▸ **What you have to do**:
Copy every line of the data exactly, leaving nothing out.

Data excerpts
---*---
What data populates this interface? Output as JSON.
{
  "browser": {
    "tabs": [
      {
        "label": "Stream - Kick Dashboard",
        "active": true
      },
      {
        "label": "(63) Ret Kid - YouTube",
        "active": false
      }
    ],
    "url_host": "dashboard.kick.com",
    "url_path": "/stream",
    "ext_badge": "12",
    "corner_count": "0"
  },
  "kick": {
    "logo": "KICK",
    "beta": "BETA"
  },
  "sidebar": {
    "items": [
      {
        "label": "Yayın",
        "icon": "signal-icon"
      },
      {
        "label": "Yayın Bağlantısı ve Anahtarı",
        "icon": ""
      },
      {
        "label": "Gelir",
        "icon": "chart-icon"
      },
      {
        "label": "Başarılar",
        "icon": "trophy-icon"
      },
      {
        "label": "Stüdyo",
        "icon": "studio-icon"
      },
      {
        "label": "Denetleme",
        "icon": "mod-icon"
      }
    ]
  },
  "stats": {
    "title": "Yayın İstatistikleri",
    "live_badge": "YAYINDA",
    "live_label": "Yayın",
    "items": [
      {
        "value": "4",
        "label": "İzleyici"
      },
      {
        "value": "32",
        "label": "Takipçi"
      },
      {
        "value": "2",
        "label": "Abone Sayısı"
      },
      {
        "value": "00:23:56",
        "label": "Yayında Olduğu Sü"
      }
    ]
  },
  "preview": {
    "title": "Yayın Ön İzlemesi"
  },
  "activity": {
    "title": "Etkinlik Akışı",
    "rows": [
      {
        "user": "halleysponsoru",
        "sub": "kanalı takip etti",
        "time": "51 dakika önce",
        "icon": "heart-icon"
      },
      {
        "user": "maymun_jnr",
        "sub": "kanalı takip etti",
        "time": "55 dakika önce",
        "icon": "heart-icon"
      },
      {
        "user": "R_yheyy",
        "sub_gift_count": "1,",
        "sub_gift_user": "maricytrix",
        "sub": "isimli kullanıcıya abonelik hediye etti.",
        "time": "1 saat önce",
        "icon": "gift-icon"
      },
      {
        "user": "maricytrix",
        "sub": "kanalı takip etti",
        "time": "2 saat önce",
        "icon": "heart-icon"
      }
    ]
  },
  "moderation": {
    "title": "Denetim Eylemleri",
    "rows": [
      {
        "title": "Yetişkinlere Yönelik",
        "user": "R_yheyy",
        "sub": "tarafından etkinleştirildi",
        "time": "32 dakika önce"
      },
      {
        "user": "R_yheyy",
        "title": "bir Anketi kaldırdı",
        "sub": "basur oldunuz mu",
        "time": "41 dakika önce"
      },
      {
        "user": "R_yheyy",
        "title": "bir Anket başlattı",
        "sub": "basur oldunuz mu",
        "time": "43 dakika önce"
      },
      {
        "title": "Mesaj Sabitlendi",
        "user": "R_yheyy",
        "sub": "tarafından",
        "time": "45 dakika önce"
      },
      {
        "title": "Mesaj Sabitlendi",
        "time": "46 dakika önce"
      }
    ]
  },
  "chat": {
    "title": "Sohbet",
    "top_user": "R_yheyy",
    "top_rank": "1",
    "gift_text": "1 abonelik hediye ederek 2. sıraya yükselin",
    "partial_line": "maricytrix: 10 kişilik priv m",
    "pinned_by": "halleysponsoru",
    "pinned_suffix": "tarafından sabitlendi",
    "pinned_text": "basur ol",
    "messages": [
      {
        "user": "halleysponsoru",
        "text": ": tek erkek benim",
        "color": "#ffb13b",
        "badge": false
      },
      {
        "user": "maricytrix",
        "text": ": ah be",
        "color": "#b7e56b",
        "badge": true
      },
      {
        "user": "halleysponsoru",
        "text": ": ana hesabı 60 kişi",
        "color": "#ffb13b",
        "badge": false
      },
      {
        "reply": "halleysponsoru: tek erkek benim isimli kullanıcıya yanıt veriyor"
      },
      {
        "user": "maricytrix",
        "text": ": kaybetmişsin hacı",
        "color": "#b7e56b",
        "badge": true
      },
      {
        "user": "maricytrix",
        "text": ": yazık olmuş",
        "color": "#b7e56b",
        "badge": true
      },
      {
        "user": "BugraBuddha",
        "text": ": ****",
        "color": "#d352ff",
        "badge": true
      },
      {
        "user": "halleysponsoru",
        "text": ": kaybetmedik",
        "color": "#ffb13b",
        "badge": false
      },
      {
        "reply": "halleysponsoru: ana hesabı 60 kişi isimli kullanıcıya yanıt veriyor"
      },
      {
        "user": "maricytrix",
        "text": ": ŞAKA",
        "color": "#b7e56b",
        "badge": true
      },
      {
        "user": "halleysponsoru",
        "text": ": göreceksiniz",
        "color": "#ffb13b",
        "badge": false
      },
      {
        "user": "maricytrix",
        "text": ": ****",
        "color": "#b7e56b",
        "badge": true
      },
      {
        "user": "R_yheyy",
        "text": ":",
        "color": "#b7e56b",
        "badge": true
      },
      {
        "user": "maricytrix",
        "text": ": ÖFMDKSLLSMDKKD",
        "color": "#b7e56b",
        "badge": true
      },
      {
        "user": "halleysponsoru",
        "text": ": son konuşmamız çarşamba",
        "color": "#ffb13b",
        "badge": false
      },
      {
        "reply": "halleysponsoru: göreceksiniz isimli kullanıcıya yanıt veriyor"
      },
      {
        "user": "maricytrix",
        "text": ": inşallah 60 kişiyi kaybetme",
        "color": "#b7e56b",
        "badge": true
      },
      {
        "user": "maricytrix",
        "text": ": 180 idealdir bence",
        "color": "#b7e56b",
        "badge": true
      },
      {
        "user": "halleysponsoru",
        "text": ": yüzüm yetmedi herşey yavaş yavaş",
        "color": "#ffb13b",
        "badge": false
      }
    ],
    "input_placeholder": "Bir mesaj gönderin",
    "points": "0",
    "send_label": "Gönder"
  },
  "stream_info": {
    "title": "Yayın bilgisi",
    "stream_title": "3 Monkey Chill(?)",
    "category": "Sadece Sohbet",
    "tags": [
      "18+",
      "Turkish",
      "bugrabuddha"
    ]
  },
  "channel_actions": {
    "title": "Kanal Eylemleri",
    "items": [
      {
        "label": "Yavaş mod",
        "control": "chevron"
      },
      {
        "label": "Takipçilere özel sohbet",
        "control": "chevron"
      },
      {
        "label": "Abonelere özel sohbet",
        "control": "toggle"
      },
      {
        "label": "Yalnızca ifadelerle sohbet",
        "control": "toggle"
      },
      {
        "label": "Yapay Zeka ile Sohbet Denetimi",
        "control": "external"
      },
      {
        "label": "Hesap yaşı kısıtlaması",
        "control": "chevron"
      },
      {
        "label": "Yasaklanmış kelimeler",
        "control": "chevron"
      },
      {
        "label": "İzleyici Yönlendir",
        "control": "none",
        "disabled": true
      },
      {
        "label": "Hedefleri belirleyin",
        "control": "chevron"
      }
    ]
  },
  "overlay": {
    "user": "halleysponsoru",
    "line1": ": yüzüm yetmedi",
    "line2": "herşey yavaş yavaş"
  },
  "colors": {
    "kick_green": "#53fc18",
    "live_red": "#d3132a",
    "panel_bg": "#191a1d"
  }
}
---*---
▸ **Result below**:
What data populates this interface? Output as JSON.
{
  "browser": {
    "tabs": [
      {
        "label": "Stream - Kick Dashboard",
        "active": true
      },
      {
        "label": "(63) Ret Kid - YouTube",
        "active": false
      }
    ],
    "url_host": "dashboard.kick.com",
    "url_path": "/stream",
    "ext_badge": "12",
    "corner_count": "0"
  },
  "kick": {
    "logo": "KICK",
    "beta": "BETA"
  },
  "sidebar": {
    "items": [
      {
        "label": "Yayın",
        "icon": "signal-icon"
      },
      {
        "label": "Yayın Bağlantısı ve Anahtarı",
        "icon": ""
      },
      {
        "label": "Gelir",
        "icon": "chart-icon"
      },
      {
        "label": "Başarılar",
        "icon": "trophy-icon"
      },
      {
        "label": "Stüdyo",
        "icon": "studio-icon"
      },
      {
        "label": "Denetleme",
        "icon": "mod-icon"
      }
    ]
  },
  "stats": {
    "title": "Yayın İstatistikleri",
    "live_badge": "YAYINDA",
    "live_label": "Yayın",
    "items": [
      {
        "value": "4",
        "label": "İzleyici"
      },
      {
        "value": "32",
        "label": "Takipçi"
      },
      {
        "value": "2",
        "label": "Abone Sayısı"
      },
      {
        "value": "00:23:56",
        "label": "Yayında Olduğu Sü"
      }
    ]
  },
  "preview": {
    "title": "Yayın Ön İzlemesi"
  },
  "activity": {
    "title": "Etkinlik Akışı",
    "rows": [
      {
        "user": "halleysponsoru",
        "sub": "kanalı takip etti",
        "time": "51 dakika önce",
        "icon": "heart-icon"
      },
      {
        "user": "maymun_jnr",
        "sub": "kanalı takip etti",
        "time": "55 dakika önce",
        "icon": "heart-icon"
      },
      {
        "user": "R_yheyy",
        "sub_gift_count": "1,",
        "sub_gift_user": "maricytrix",
        "sub": "isimli kullanıcıya abonelik hediye etti.",
        "time": "1 saat önce",
        "icon": "gift-icon"
      },
      {
        "user": "maricytrix",
        "sub": "kanalı takip etti",
        "time": "2 saat önce",
        "icon": "heart-icon"
      }
    ]
  },
  "moderation": {
    "title": "Denetim Eylemleri",
    "rows": [
      {
        "title": "Yetişkinlere Yönelik",
        "user": "R_yheyy",
        "sub": "tarafından etkinleştirildi",
        "time": "32 dakika önce"
      },
      {
        "user": "R_yheyy",
        "title": "bir Anketi kaldırdı",
        "sub": "basur oldunuz mu",
        "time": "41 dakika önce"
      },
      {
        "user": "R_yheyy",
        "title": "bir Anket başlattı",
        "sub": "basur oldunuz mu",
        "time": "43 dakika önce"
      },
      {
        "title": "Mesaj Sabitlendi",
        "user": "R_yheyy",
        "sub": "tarafından",
        "time": "45 dakika önce"
      },
      {
        "title": "Mesaj Sabitlendi",
        "time": "46 dakika önce"
      }
    ]
  },
  "chat": {
    "title": "Sohbet",
    "top_user": "R_yheyy",
    "top_rank": "1",
    "gift_text": "1 abonelik hediye ederek 2. sıraya yükselin",
    "partial_line": "maricytrix: 10 kişilik priv m",
    "pinned_by": "halleysponsoru",
    "pinned_suffix": "tarafından sabitlendi",
    "pinned_text": "basur ol",
    "messages": [
      {
        "user": "halleysponsoru",
        "text": ": tek erkek benim",
        "color": "#ffb13b",
        "badge": false
      },
      {
        "user": "maricytrix",
        "text": ": ah be",
        "color": "#b7e56b",
        "badge": true
      },
      {
        "user": "halleysponsoru",
        "text": ": ana hesabı 60 kişi",
        "color": "#ffb13b",
        "badge": false
      },
      {
        "reply": "halleysponsoru: tek erkek benim isimli kullanıcıya yanıt veriyor"
      },
      {
        "user": "maricytrix",
        "text": ": kaybetmişsin hacı",
        "color": "#b7e56b",
        "badge": true
      },
      {
        "user": "maricytrix",
        "text": ": yazık olmuş",
        "color": "#b7e56b",
        "badge": true
      },
      {
        "user": "BugraBuddha",
        "text": ": ****",
        "color": "#d352ff",
        "badge": true
      },
      {
        "user": "halleysponsoru",
        "text": ": kaybetmedik",
        "color": "#ffb13b",
        "badge": false
      },
      {
        "reply": "halleysponsoru: ana hesabı 60 kişi isimli kullanıcıya yanıt veriyor"
      },
      {
        "user": "maricytrix",
        "text": ": ŞAKA",
        "color": "#b7e56b",
        "badge": true
      },
      {
        "user": "halleysponsoru",
        "text": ": göreceksiniz",
        "color": "#ffb13b",
        "badge": false
      },
      {
        "user": "maricytrix",
        "text": ": ****",
        "color": "#b7e56b",
        "badge": true
      },
      {
        "user": "R_yheyy",
        "text": ":",
        "color": "#b7e56b",
        "badge": true
      },
      {
        "user": "maricytrix",
        "text": ": ÖFMDKSLLSMDKKD",
        "color": "#b7e56b",
        "badge": true
      },
      {
        "user": "halleysponsoru",
        "text": ": son konuşmamız çarşamba",
        "color": "#ffb13b",
        "badge": false
      },
      {
        "reply": "halleysponsoru: göreceksiniz isimli kullanıcıya yanıt veriyor"
      },
      {
        "user": "maricytrix",
        "text": ": inşallah 60 kişiyi kaybetme",
        "color": "#b7e56b",
        "badge": true
      },
      {
        "user": "maricytrix",
        "text": ": 180 idealdir bence",
        "color": "#b7e56b",
        "badge": true
      },
      {
        "user": "halleysponsoru",
        "text": ": yüzüm yetmedi herşey yavaş yavaş",
        "color": "#ffb13b",
        "badge": false
      }
    ],
    "input_placeholder": "Bir mesaj gönderin",
    "points": "0",
    "send_label": "Gönder"
  },
  "stream_info": {
    "title": "Yayın bilgisi",
    "stream_title": "3 Monkey Chill(?)",
    "category": "Sadece Sohbet",
    "tags": [
      "18+",
      "Turkish",
      "bugrabuddha"
    ]
  },
  "channel_actions": {
    "title": "Kanal Eylemleri",
    "items": [
      {
        "label": "Yavaş mod",
        "control": "chevron"
      },
      {
        "label": "Takipçilere özel sohbet",
        "control": "chevron"
      },
      {
        "label": "Abonelere özel sohbet",
        "control": "toggle"
      },
      {
        "label": "Yalnızca ifadelerle sohbet",
        "control": "toggle"
      },
      {
        "label": "Yapay Zeka ile Sohbet Denetimi",
        "control": "external"
      },
      {
        "label": "Hesap yaşı kısıtlaması",
        "control": "chevron"
      },
      {
        "label": "Yasaklanmış kelimeler",
        "control": "chevron"
      },
      {
        "label": "İzleyici Yönlendir",
        "control": "none",
        "disabled": true
      },
      {
        "label": "Hedefleri belirleyin",
        "control": "chevron"
      }
    ]
  },
  "overlay": {
    "user": "halleysponsoru",
    "line1": ": yüzüm yetmedi",
    "line2": "herşey yavaş yavaş"
  },
  "colors": {
    "kick_green": "#53fc18",
    "live_red": "#d3132a",
    "panel_bg": "#191a1d"
  }
}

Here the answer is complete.